- **INSTRUCTIONS TO FOLLOW**
If a line in the data below holds the word "icon", copy it.

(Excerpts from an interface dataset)
━━━
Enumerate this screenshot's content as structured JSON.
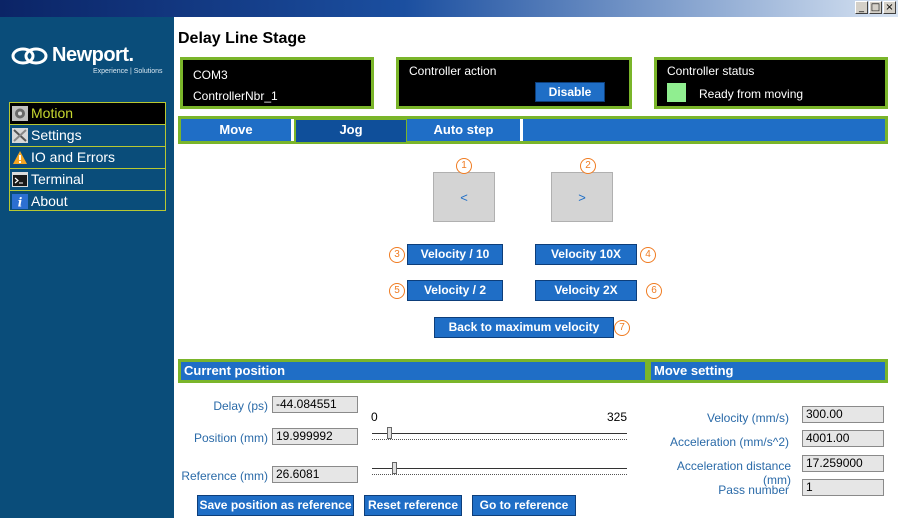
{
  "window": {
    "minimize": "_",
    "maximize": "□",
    "close": "×"
  },
  "brand": {
    "name": "Newport.",
    "tagline": "Experience | Solutions"
  },
  "nav": [
    {
      "label": "Motion",
      "icon": "gear-icon",
      "active": true
    },
    {
      "label": "Settings",
      "icon": "tools-icon",
      "active": false
    },
    {
      "label": "IO and Errors",
      "icon": "warning-icon",
      "active": false
    },
    {
      "label": "Terminal",
      "icon": "terminal-icon",
      "active": false
    },
    {
      "label": "About",
      "icon": "info-icon",
      "active": false
    }
  ],
  "page": {
    "title": "Delay Line Stage"
  },
  "connection": {
    "port": "COM3",
    "controller": "ControllerNbr_1"
  },
  "controller_action": {
    "label": "Controller action",
    "button": "Disable"
  },
  "controller_status": {
    "label": "Controller status",
    "state": "Ready from moving",
    "indicator_color": "#90ee90"
  },
  "tabs": [
    {
      "label": "Move",
      "selected": false
    },
    {
      "label": "Jog",
      "selected": true
    },
    {
      "label": "Auto step",
      "selected": false
    }
  ],
  "jog": {
    "left_arrow": "<",
    "right_arrow": ">",
    "badges": [
      "1",
      "2",
      "3",
      "4",
      "5",
      "6",
      "7"
    ],
    "velocity_div10": "Velocity / 10",
    "velocity_10x": "Velocity 10X",
    "velocity_div2": "Velocity / 2",
    "velocity_2x": "Velocity 2X",
    "back_to_max": "Back to maximum velocity"
  },
  "current_position": {
    "header": "Current position",
    "delay_label": "Delay (ps)",
    "delay_value": "-44.084551",
    "position_label": "Position (mm)",
    "position_value": "19.999992",
    "reference_label": "Reference (mm)",
    "reference_value": "26.6081",
    "slider_min": "0",
    "slider_max": "325",
    "position_fraction": 0.06,
    "reference_fraction": 0.08,
    "save_button": "Save position as reference",
    "reset_button": "Reset reference",
    "goto_button": "Go to reference"
  },
  "move_setting": {
    "header": "Move setting",
    "velocity_label": "Velocity (mm/s)",
    "velocity_value": "300.00",
    "acceleration_label": "Acceleration (mm/s^2)",
    "acceleration_value": "4001.00",
    "accel_distance_label": "Acceleration distance (mm)",
    "accel_distance_value": "17.259000",
    "pass_number_label": "Pass number",
    "pass_number_value": "1"
  },
  "colors": {
    "accent_green": "#7ab52a",
    "button_blue": "#1f6ec6",
    "sidebar": "#0a4d7a",
    "badge_orange": "#f07c22"
  }
}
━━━
- **EXERCISE RESULT**
      "icon": "gear-icon",
      "icon": "tools-icon",
      "icon": "warning-icon",
      "icon": "terminal-icon",
      "icon": "info-icon",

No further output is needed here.